WHAT THIS TASK INVOLVES: Every entry below is to be copied word for word, with its pictures removed.

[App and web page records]
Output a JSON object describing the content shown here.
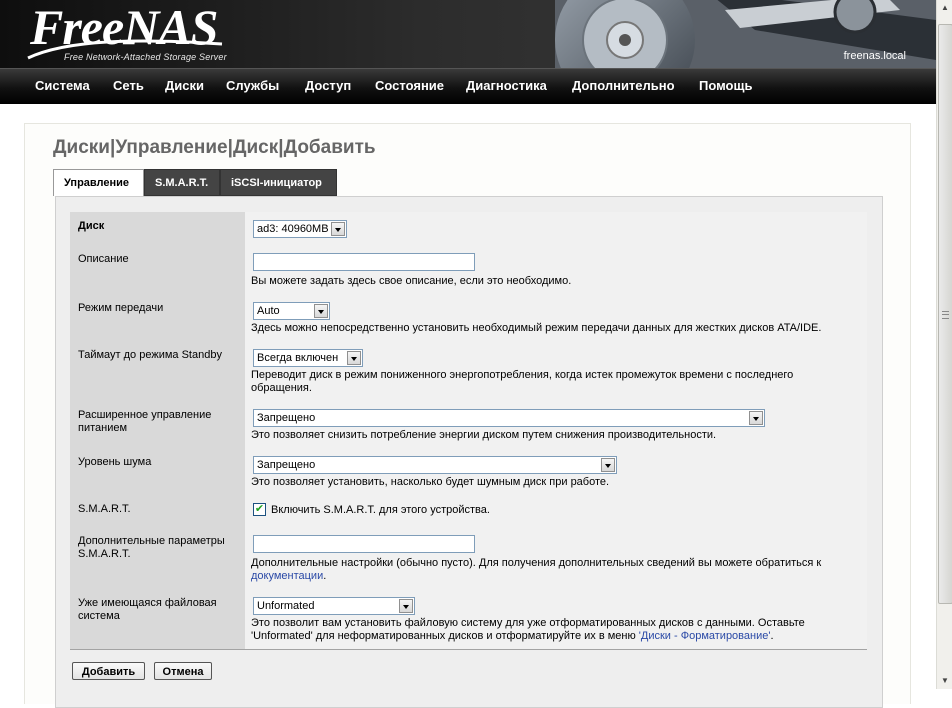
{
  "header": {
    "logo_text": "FreeNAS",
    "logo_subtitle": "Free Network-Attached Storage Server",
    "hostname": "freenas.local"
  },
  "nav": {
    "items": [
      "Система",
      "Сеть",
      "Диски",
      "Службы",
      "Доступ",
      "Состояние",
      "Диагностика",
      "Дополнительно",
      "Помощь"
    ]
  },
  "page": {
    "title_parts": [
      "Диски",
      "Управление",
      "Диск",
      "Добавить"
    ],
    "separator": "|"
  },
  "tabs": [
    {
      "label": "Управление",
      "active": true
    },
    {
      "label": "S.M.A.R.T.",
      "active": false
    },
    {
      "label": "iSCSI-инициатор",
      "active": false
    }
  ],
  "form": {
    "disk": {
      "label": "Диск",
      "value": "ad3: 40960MB"
    },
    "description": {
      "label": "Описание",
      "value": "",
      "hint": "Вы можете задать здесь свое описание, если это необходимо."
    },
    "transfer_mode": {
      "label": "Режим передачи",
      "value": "Auto",
      "hint": "Здесь можно непосредственно установить необходимый режим передачи данных для жестких дисков ATA/IDE."
    },
    "standby": {
      "label": "Таймаут до режима Standby",
      "value": "Всегда включен",
      "hint": "Переводит диск в режим пониженного энергопотребления, когда истек промежуток времени с последнего обращения."
    },
    "apm": {
      "label": "Расширенное управление питанием",
      "value": "Запрещено",
      "hint": "Это позволяет снизить потребление энергии диском путем снижения производительности."
    },
    "noise": {
      "label": "Уровень шума",
      "value": "Запрещено",
      "hint": "Это позволяет установить, насколько будет шумным диск при работе."
    },
    "smart": {
      "label": "S.M.A.R.T.",
      "checked": true,
      "checkbox_label": "Включить S.M.A.R.T. для этого устройства."
    },
    "smart_extra": {
      "label": "Дополнительные параметры S.M.A.R.T.",
      "value": "",
      "hint_before": "Дополнительные настройки (обычно пусто). Для получения дополнительных сведений вы можете обратиться к ",
      "hint_link": "документации",
      "hint_after": "."
    },
    "filesystem": {
      "label": "Уже имеющаяся файловая система",
      "value": "Unformated",
      "hint_before": "Это позволит вам установить файловую систему для уже отформатированных дисков с данными. Оставьте 'Unformated' для неформатированных дисков и отформатируйте их в меню ",
      "hint_link": "'Диски - Форматирование'",
      "hint_after": "."
    }
  },
  "buttons": {
    "add": "Добавить",
    "cancel": "Отмена"
  }
}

YOUR RESPONSE:
Output a JSON object describing the content shown here.
{
  "header": {
    "logo_text": "FreeNAS",
    "logo_subtitle": "Free Network-Attached Storage Server",
    "hostname": "freenas.local"
  },
  "nav": {
    "items": [
      "Система",
      "Сеть",
      "Диски",
      "Службы",
      "Доступ",
      "Состояние",
      "Диагностика",
      "Дополнительно",
      "Помощь"
    ]
  },
  "page": {
    "title_parts": [
      "Диски",
      "Управление",
      "Диск",
      "Добавить"
    ],
    "separator": "|"
  },
  "tabs": [
    {
      "label": "Управление",
      "active": true
    },
    {
      "label": "S.M.A.R.T.",
      "active": false
    },
    {
      "label": "iSCSI-инициатор",
      "active": false
    }
  ],
  "form": {
    "disk": {
      "label": "Диск",
      "value": "ad3: 40960MB"
    },
    "description": {
      "label": "Описание",
      "value": "",
      "hint": "Вы можете задать здесь свое описание, если это необходимо."
    },
    "transfer_mode": {
      "label": "Режим передачи",
      "value": "Auto",
      "hint": "Здесь можно непосредственно установить необходимый режим передачи данных для жестких дисков ATA/IDE."
    },
    "standby": {
      "label": "Таймаут до режима Standby",
      "value": "Всегда включен",
      "hint": "Переводит диск в режим пониженного энергопотребления, когда истек промежуток времени с последнего обращения."
    },
    "apm": {
      "label": "Расширенное управление питанием",
      "value": "Запрещено",
      "hint": "Это позволяет снизить потребление энергии диском путем снижения производительности."
    },
    "noise": {
      "label": "Уровень шума",
      "value": "Запрещено",
      "hint": "Это позволяет установить, насколько будет шумным диск при работе."
    },
    "smart": {
      "label": "S.M.A.R.T.",
      "checked": true,
      "checkbox_label": "Включить S.M.A.R.T. для этого устройства."
    },
    "smart_extra": {
      "label": "Дополнительные параметры S.M.A.R.T.",
      "value": "",
      "hint_before": "Дополнительные настройки (обычно пусто). Для получения дополнительных сведений вы можете обратиться к ",
      "hint_link": "документации",
      "hint_after": "."
    },
    "filesystem": {
      "label": "Уже имеющаяся файловая система",
      "value": "Unformated",
      "hint_before": "Это позволит вам установить файловую систему для уже отформатированных дисков с данными. Оставьте 'Unformated' для неформатированных дисков и отформатируйте их в меню ",
      "hint_link": "'Диски - Форматирование'",
      "hint_after": "."
    }
  },
  "buttons": {
    "add": "Добавить",
    "cancel": "Отмена"
  }
}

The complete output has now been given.